The special teams game should feature strength against strength, as the Fighting Sioux power play (ranked seventh in the country) goes head to head with BC’s penalty kill (ranked 10th). North Dakota has the sharpshooters up front that make for a dangerous PP (led by Oshie, with 11 PPGs, and sophomore Travis Zajac, 8), but BC counters with quick, hard working forwards who are quintessential penalty killers. The Eagles have dominated while killing penalties in the postseason, allowing only one PPG in the last four games and scoring twice shorthanded. On the other side – the one that we’re more likely to see, given that North Dakota averages 23.0 penalty minutes per game – neither team excels. The Eagles are a woeful 15.3 percent with the man advantage, while only four NCAA Tournament teams ranked lower than North Dakota on the penalty kill (25th at 83.3 percent).
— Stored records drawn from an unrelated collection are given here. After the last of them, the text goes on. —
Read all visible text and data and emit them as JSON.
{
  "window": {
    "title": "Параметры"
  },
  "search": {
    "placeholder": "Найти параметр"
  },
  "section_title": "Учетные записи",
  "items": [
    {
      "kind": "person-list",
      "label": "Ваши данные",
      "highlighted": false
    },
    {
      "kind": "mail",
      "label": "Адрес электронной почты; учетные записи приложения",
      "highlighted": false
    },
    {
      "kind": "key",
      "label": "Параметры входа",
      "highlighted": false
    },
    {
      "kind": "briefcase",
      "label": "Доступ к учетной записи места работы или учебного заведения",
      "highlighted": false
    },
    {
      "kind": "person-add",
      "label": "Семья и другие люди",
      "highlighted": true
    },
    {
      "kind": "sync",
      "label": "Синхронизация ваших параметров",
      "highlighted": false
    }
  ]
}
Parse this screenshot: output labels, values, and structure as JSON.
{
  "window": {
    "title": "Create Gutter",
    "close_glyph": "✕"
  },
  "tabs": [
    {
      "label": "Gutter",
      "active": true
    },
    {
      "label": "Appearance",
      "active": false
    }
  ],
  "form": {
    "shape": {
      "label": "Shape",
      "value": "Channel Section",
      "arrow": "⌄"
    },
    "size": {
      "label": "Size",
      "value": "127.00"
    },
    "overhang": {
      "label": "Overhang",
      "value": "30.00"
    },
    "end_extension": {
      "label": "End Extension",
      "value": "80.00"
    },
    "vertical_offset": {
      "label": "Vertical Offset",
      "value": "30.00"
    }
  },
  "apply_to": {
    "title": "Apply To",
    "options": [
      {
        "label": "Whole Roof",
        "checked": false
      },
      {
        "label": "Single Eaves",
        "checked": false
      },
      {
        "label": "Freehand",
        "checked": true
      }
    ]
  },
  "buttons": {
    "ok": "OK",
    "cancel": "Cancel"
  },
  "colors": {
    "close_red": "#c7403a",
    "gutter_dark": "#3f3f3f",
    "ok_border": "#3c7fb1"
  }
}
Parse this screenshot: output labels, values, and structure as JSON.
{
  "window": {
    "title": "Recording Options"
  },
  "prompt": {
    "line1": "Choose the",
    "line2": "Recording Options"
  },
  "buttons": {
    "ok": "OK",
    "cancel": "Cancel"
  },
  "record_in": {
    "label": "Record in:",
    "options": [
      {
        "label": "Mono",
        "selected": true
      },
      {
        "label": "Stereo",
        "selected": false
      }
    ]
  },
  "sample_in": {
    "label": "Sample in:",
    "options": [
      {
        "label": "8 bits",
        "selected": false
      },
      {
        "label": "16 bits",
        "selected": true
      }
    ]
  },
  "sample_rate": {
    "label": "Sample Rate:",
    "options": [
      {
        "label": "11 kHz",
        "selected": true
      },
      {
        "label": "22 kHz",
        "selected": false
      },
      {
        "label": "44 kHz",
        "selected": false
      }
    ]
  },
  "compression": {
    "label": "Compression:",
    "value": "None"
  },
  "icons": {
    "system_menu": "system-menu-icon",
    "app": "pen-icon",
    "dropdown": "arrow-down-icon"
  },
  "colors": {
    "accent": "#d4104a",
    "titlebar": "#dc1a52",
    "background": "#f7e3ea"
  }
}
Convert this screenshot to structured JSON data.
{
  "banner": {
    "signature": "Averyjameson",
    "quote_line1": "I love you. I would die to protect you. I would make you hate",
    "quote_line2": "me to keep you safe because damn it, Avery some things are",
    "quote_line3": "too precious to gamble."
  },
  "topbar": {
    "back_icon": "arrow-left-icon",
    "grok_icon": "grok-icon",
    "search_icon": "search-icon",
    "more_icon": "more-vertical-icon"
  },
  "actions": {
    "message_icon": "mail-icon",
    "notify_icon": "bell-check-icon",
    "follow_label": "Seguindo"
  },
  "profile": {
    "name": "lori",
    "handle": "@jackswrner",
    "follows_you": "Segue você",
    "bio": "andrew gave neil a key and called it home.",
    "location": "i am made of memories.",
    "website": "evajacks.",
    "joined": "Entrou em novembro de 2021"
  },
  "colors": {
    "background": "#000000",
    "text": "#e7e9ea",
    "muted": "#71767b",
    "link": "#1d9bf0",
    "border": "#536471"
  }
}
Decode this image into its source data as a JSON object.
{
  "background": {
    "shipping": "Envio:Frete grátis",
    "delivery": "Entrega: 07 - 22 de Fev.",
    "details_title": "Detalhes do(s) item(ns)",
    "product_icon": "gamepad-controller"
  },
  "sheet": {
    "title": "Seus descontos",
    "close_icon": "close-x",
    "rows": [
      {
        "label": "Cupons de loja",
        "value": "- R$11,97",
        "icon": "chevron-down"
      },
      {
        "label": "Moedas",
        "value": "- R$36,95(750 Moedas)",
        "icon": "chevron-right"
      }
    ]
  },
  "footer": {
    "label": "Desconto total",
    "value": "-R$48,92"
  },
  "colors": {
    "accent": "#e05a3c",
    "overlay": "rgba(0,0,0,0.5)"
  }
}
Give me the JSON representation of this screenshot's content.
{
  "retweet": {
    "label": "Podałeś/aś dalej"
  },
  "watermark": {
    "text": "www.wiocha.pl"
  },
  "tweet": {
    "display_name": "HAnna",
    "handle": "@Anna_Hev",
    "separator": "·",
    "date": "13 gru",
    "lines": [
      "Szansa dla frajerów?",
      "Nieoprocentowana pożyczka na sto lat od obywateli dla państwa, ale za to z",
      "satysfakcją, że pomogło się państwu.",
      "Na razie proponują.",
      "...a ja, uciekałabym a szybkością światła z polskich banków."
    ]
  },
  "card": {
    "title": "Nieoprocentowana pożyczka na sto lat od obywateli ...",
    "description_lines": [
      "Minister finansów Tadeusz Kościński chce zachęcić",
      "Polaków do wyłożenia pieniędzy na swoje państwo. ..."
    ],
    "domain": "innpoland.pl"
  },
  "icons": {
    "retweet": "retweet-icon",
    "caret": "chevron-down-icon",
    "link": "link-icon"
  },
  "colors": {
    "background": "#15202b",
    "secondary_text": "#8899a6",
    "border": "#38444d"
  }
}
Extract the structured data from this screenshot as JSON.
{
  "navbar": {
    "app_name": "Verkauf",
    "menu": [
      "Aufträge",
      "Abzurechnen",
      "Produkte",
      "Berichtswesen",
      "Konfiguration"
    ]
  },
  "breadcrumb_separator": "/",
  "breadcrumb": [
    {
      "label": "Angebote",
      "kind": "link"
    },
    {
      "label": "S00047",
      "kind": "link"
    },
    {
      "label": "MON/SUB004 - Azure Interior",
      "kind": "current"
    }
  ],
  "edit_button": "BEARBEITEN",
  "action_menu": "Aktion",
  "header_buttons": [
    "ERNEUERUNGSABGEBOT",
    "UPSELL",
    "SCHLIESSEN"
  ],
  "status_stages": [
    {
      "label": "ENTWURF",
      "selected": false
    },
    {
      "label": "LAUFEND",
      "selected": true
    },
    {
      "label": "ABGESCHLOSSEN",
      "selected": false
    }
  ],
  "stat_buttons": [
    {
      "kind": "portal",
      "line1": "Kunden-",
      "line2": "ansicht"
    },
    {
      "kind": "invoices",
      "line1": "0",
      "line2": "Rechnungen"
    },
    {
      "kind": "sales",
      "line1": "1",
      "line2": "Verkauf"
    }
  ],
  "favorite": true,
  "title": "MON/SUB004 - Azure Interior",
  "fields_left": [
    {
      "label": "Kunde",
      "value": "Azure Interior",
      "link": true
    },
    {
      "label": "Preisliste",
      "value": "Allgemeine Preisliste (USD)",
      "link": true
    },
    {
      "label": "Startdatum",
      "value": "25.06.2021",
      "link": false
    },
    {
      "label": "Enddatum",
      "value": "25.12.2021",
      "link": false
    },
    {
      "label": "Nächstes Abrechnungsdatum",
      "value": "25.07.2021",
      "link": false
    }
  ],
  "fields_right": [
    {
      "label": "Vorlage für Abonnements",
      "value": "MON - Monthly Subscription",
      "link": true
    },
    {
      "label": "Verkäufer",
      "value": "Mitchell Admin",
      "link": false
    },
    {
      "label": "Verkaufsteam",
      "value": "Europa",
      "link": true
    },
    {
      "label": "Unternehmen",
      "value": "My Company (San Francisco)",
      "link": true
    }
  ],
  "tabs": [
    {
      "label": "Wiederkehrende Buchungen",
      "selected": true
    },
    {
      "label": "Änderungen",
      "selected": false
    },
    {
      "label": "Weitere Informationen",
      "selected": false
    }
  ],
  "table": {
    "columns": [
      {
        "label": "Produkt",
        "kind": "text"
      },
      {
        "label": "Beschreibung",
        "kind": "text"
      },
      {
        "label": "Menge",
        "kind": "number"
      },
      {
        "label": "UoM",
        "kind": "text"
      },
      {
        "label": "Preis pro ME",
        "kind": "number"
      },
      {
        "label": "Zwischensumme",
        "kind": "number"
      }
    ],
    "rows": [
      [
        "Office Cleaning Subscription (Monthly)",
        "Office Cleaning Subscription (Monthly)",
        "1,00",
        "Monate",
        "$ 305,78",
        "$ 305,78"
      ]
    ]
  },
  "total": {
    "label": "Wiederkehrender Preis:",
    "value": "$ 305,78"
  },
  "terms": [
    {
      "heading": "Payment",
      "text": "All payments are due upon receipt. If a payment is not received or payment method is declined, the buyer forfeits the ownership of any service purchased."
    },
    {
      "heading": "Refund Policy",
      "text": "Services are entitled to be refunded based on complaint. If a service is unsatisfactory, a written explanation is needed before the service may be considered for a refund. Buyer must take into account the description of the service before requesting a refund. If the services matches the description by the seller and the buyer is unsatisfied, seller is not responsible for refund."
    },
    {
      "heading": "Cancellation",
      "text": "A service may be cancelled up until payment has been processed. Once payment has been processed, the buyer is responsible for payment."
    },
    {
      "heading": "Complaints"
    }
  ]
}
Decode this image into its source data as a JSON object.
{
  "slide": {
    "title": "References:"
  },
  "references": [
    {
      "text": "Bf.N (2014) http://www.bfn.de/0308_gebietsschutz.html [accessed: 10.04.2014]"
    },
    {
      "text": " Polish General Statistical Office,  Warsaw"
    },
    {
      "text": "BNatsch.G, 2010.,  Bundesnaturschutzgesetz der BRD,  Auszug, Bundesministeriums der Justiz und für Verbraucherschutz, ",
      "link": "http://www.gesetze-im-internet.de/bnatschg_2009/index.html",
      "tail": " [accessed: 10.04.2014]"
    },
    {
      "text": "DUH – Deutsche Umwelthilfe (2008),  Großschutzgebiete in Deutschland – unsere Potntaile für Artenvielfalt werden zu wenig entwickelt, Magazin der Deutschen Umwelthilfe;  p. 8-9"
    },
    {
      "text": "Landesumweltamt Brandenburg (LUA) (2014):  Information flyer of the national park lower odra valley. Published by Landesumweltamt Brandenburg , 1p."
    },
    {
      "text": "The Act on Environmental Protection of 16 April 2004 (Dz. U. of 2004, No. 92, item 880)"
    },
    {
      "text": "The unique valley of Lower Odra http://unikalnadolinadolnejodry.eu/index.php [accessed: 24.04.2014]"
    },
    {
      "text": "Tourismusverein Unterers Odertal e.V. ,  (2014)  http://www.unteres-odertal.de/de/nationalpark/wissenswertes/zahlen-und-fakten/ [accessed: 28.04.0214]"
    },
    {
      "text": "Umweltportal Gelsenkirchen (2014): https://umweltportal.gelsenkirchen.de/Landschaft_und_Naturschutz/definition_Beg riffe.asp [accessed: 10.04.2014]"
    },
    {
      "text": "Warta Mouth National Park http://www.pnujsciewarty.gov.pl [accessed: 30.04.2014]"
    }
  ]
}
Dave Hakstol, in just his second season, has quickly become a fixture at the Frozen Four, albeit not with the history that his counterpart boasts. Neither Hakstol nor Jerry York is the fiery type – both tend to be stoic behind the bench, Hakstol with his arms crossed and York clutching his ever-present notebook. But they will both have their teams emotionally charged, and more important, playing their systems to a T.

WHY BOSTON COLLEGE WINS: While North Dakota came out of the NCAA West Regional with a pair of seemingly effortless wins, no team was as dominant last weekend as Boston College, and the Eagles did it against stiffer competition, and away from home ice. BC has bounced back from its February slump and is playing its best hockey, getting contributions from a variety of players up front and flawless efforts from Schneider in goal.

WHY NORTH DAKOTA WINS: The Fighting Sioux are primed to claim their second Milwaukee national title in nine years behind a stable of forwards whose talent, as a group, is second-to-none in the NCAA. When they surrender the puck – perhaps that should say “if” – an imposing defense and the tournament-tested Parise provide support.